All six stages of Celtic's Kubler-Ross model
of grief were on show - denial, anger, bargaining, depression, acceptance and Sevco.
The Kubler-Ross model of the five stages of grief has been a useful guide for managers dealing with work issues like layoffs that dramatically change someone's career.
In the Kubler-Ross model, focusing on the desired result, considering timing, and selecting the right words all play a part.
Very similar to the Kubler-Ross model
that explains the stages of grief people go through in order to heal, advisors apparently needed to go through a similar process of denial, anger, bargaining, depression and finally acceptance to get here.
The concept mirrors the Kubler-Ross model
, which may have influenced my thinking about my own information access work experiences.
Within the professional context, the Kubler-Ross model
has been discussed as a way to identify and reduce the stress associated with organizational change (Vakola and Nikolaou 2005; Critchley 2012).
Just because the Kubler-Ross model
puts acceptance last doesn't mean that this stage has to come calmly.
The Kubler-Ross model
was really designed more for the dying person than for the one in grief.
Dahlberg doesn't need to move the camera around; he positions you to experience his version of the Kubler-Ross model
of five stages of grief, running from denial to acceptance.

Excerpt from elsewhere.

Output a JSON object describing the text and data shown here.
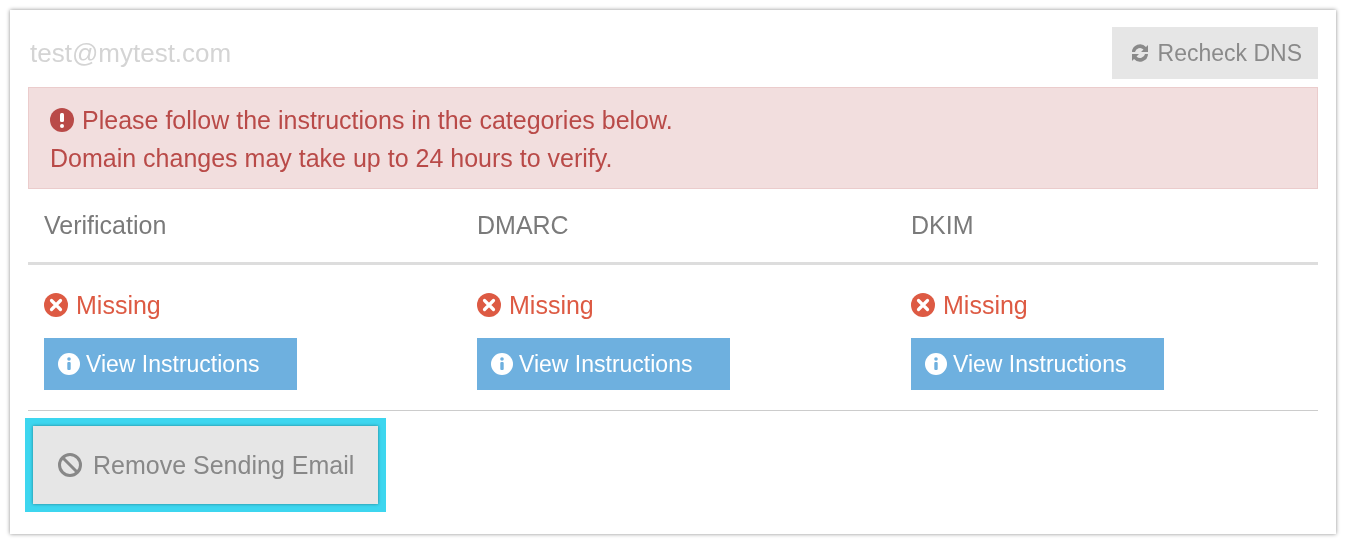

THE Kubler-Ross model
refers to the five stages of grief - denial, anger, bargaining, depression and acceptance.